The broadfork holds a lot of promise. You can break up soil without turning it, and, according to Eliot Coleman, you can prepare vast areas of garden in little time, with little effort (let gravity do the work). My broadfork is not the Coleman design (available at Johnny’s Seed), instead, the U-Bar Digger from Lee Valley. I tried to try it, but the ground has always been too hard to even get the tines in beyond a couple of inches. And this is in garden beds. I suspect the design. The tines, rather than being pointed, have a chisel edge (the ends of the rods are cut off at an angle, they don’t come to a point) and they don’t easily pierce clayey ground. And at 19 lbs, it’s quite a heavy hand tool to haul around. Maybe it works great on lighter soil, but the clay-loam we have here is where it would really make a difference. I’ll try again next spring.

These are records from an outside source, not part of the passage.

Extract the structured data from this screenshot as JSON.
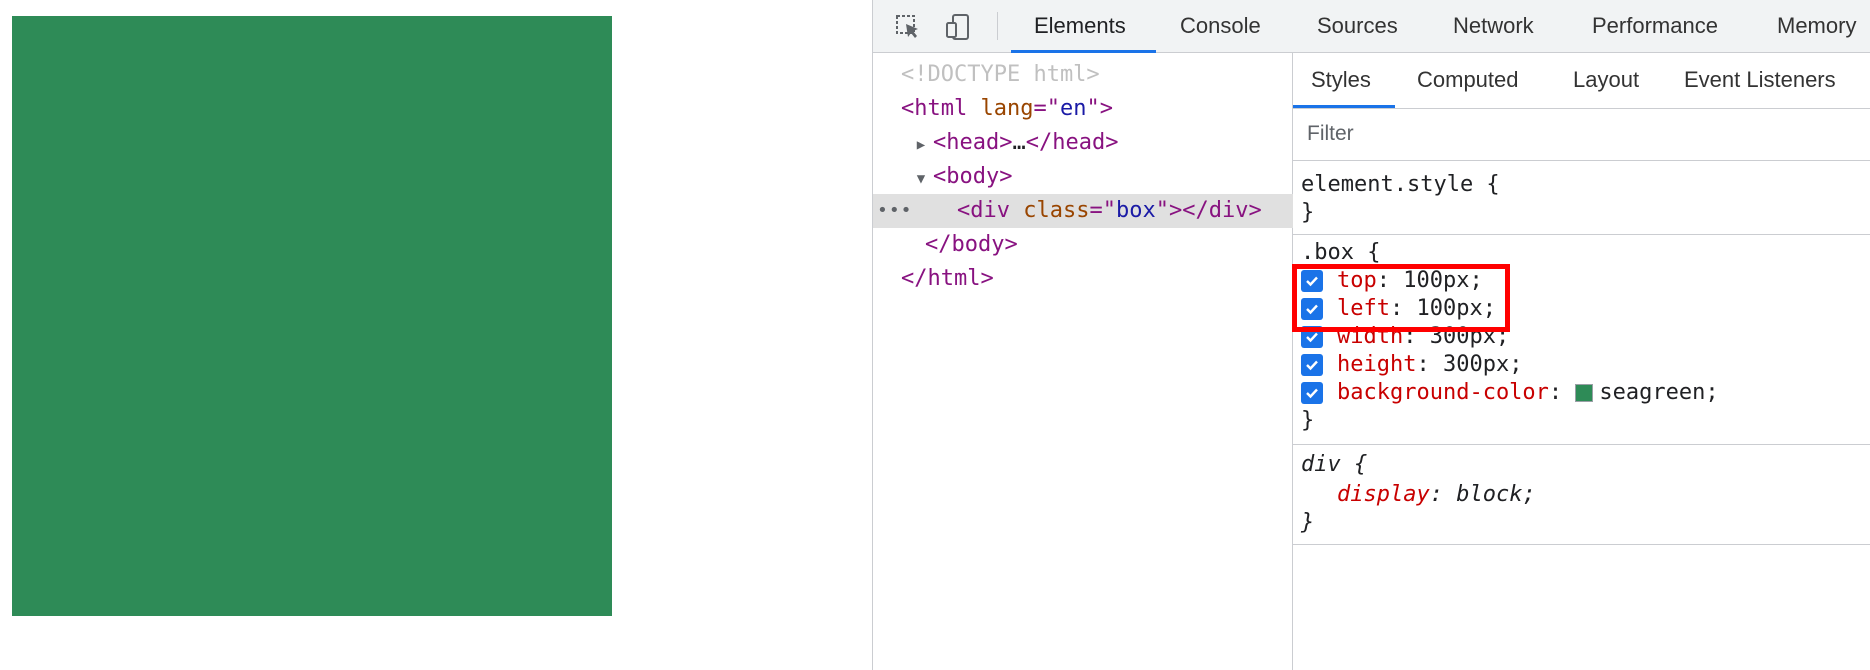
{
  "viewport": {
    "box_color": "#2e8b57"
  },
  "devtools": {
    "toolbar": {
      "icons": [
        "inspect-element-icon",
        "device-toolbar-icon"
      ],
      "tabs": [
        "Elements",
        "Console",
        "Sources",
        "Network",
        "Performance",
        "Memory"
      ],
      "active_tab": "Elements"
    },
    "dom": {
      "doctype": "<!DOCTYPE html>",
      "html_tag": "html",
      "html_attr": "lang",
      "html_attr_value": "en",
      "head_tag": "head",
      "head_ellipsis": "…",
      "body_tag": "body",
      "div_tag": "div",
      "div_attr": "class",
      "div_attr_value": "box",
      "selected_marker": "•••"
    },
    "styles": {
      "subtabs": [
        "Styles",
        "Computed",
        "Layout",
        "Event Listeners"
      ],
      "active_subtab": "Styles",
      "filter_placeholder": "Filter",
      "element_style_selector": "element.style {",
      "close_brace": "}",
      "box_rule": {
        "selector": ".box {",
        "properties": [
          {
            "name": "top",
            "value": "100px;"
          },
          {
            "name": "left",
            "value": "100px;"
          },
          {
            "name": "width",
            "value": "300px;"
          },
          {
            "name": "height",
            "value": "300px;"
          },
          {
            "name": "background-color",
            "value": "seagreen;"
          }
        ]
      },
      "div_rule": {
        "selector": "div {",
        "property_name": "display",
        "property_value": "block;"
      }
    },
    "accent_color": "#1a73e8",
    "highlight_color": "#ff0000"
  }
}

The 10-tine Lee Valley Compost & Mulch Fork is a versatile tool that’s well-suited to a bunch of different tasks. It’s intended for shoveling compost and mulch, and works fine for that (although for moving around bulkier mulch, like straw, a much wider-tined hay or manure fork works better). I’ve used mine for five seasons, and find it shines at picking up smaller stuff, like stones and crop residue. For fallen tomatoes after the plants have been pulled, it’s perfect, lifting what you want while letting the soil sift through. It’s wide enough to get larger jobs done quickly, and very durable (I haven’t broken the handle or seriously bent tines yet, and it’s done some heavy shoveling). The tines are 1″ spacing. I guess it’s designed by Lee Valley (Canada/US). I just saw a 9-tine SHW Debris/Manure Fork that also looks good for similar tasks (SHW, in Germany, has apparently been making agricultural hand tools since 1267…).

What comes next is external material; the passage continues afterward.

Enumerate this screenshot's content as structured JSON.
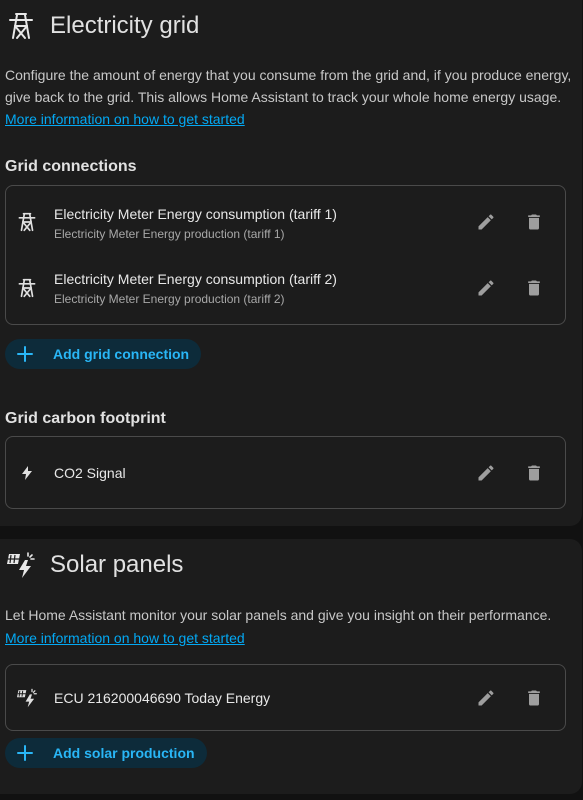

The Newer Spreader is a small manure spreader that can be drawn by a compact tractor or riding mower. These small spreaders seem to be aimed primarily at the horse farm market, where the volume of manure is lower than with, say, beef or dairy cattle. On the small farm, they look good for spreading smaller areas, particularly if you don’t use the big tractor gear required for the larger spreaders. They’re ground-driven, which means the spreading action is determined by the speed at which the wheels turn as they’re being pulled (larger spreaders are usually PTO-driven, connected directly to the engine, and the spreading action is not determined by tractor movement). I haven’t tried one yet, but this class of spreaders looks promising.